Website and app data records:
================

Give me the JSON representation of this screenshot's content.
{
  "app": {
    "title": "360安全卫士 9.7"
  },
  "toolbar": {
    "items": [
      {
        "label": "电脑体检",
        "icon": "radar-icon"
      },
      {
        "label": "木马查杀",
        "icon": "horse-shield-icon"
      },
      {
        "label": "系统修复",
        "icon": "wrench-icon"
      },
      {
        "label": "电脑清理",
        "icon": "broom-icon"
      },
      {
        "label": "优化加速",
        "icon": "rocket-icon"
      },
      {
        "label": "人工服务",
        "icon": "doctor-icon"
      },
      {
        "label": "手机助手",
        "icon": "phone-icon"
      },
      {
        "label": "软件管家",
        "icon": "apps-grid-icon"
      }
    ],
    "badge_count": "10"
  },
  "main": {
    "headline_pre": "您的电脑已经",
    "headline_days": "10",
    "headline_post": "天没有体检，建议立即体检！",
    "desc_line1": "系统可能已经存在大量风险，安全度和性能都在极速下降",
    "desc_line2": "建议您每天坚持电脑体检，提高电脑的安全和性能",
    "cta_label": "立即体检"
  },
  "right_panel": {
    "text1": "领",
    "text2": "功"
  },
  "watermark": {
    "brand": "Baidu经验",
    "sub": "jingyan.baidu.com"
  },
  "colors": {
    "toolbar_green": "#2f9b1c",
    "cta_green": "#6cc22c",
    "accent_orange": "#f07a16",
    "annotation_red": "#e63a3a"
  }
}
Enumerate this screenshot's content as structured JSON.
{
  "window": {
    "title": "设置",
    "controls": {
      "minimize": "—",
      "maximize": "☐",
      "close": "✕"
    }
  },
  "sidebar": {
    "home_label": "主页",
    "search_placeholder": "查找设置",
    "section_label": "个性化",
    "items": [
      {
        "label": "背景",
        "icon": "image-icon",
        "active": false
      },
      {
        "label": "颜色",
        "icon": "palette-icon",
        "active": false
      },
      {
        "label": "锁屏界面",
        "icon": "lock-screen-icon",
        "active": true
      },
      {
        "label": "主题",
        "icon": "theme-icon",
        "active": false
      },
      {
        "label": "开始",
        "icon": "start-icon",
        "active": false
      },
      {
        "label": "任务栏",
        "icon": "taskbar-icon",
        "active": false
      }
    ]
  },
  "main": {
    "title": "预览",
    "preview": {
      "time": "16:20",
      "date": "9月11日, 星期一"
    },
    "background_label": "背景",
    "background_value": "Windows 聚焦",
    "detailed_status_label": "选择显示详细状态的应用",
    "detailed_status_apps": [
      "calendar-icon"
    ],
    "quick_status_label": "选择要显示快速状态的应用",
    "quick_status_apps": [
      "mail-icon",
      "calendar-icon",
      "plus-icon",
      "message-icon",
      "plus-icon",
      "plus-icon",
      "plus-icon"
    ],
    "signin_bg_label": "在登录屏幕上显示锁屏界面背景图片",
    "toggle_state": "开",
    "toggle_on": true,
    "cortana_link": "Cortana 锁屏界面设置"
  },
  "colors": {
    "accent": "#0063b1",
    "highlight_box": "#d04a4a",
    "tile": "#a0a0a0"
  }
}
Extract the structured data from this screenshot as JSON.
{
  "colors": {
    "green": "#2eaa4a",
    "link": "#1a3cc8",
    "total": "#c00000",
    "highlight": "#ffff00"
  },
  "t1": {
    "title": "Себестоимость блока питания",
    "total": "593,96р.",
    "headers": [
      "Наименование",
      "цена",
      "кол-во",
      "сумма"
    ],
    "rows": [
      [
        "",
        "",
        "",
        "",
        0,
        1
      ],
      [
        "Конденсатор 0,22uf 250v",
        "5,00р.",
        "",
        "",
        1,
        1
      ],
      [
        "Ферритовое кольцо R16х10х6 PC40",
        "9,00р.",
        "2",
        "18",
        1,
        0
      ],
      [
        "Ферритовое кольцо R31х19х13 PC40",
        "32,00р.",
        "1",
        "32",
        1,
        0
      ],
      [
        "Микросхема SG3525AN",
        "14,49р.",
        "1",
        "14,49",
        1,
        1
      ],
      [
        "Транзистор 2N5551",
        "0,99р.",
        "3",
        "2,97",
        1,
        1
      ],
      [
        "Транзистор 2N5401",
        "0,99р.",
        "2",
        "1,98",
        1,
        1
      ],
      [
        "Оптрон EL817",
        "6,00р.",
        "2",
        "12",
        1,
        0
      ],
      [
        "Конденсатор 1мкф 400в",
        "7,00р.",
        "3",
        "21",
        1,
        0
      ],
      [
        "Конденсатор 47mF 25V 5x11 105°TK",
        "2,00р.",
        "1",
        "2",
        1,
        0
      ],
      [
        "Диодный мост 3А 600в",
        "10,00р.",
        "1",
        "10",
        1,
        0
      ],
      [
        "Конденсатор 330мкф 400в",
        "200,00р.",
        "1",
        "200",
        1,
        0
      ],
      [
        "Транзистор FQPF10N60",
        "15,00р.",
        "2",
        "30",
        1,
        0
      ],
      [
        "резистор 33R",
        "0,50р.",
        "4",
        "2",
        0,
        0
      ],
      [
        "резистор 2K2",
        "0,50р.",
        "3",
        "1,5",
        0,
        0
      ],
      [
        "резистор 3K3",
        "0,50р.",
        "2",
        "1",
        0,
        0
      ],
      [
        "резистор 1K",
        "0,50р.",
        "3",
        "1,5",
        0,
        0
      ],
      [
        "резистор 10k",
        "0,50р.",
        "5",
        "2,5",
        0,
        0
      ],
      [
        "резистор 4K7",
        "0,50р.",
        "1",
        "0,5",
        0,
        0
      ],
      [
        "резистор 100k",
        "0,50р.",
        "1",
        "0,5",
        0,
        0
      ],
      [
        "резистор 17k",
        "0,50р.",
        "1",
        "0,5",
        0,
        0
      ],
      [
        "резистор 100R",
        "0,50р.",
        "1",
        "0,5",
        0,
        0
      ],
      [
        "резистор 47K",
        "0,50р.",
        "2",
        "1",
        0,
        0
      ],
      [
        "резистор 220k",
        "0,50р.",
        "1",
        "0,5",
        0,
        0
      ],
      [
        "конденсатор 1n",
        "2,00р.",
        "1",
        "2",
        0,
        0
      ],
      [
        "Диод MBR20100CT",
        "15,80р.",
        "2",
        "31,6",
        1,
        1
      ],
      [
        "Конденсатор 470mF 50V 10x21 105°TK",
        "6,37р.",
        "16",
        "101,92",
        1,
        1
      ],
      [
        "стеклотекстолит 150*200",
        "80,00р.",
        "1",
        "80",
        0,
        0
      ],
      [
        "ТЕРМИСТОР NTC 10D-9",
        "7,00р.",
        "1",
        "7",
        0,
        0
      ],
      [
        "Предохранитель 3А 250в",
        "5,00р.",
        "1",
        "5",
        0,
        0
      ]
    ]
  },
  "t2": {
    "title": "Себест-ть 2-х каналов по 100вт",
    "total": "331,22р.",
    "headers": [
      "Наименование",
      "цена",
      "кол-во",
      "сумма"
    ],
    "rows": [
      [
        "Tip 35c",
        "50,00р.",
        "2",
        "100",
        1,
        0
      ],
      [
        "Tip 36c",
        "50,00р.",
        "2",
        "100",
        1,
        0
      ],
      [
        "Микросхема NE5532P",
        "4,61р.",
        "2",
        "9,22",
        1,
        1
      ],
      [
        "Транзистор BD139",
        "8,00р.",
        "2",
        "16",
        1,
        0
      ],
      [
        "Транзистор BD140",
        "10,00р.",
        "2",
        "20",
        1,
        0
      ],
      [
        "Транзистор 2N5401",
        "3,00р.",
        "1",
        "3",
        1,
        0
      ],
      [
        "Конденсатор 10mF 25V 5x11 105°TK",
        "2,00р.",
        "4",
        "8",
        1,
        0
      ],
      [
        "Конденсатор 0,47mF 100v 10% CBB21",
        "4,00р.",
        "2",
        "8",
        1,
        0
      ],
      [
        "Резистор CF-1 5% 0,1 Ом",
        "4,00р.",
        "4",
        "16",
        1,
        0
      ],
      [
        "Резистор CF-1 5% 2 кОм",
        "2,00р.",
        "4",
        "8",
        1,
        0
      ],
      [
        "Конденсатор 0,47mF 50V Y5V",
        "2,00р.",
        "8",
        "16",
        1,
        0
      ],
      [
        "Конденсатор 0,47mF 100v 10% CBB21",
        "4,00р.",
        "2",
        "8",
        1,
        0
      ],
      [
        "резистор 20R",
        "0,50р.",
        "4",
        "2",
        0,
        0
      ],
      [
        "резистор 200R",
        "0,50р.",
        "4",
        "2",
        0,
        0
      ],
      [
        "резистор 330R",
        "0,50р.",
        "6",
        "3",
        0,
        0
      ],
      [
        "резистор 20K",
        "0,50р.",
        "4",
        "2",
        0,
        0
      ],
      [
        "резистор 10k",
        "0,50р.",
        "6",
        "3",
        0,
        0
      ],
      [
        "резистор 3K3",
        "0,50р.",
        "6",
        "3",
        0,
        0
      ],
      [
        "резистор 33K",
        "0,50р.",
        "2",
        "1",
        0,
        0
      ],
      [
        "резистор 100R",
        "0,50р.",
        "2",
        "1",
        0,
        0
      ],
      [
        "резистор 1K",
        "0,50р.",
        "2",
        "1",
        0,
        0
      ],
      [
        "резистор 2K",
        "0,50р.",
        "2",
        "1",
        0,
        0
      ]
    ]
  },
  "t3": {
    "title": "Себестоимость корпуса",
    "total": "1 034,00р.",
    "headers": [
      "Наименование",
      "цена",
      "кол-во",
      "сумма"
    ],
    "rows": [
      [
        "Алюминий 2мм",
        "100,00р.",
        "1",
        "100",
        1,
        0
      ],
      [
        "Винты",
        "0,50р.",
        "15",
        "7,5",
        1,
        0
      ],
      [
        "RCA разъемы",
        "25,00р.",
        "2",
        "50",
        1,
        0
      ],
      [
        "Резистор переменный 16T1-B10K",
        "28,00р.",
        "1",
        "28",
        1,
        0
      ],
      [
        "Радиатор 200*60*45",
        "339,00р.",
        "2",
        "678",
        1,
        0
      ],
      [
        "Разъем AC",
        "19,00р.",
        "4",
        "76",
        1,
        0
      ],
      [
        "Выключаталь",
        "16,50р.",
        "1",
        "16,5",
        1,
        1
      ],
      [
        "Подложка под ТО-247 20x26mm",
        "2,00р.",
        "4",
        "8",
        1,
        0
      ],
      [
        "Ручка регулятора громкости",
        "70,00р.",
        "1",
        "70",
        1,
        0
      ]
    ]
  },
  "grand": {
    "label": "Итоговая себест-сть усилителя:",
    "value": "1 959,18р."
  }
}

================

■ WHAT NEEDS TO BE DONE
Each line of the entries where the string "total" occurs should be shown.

■ SOLUTION FOR THIS PROBLEM
    "total": "#c00000",
    "total": "593,96р.",
    "total": "331,22р.",
    "total": "1 034,00р.",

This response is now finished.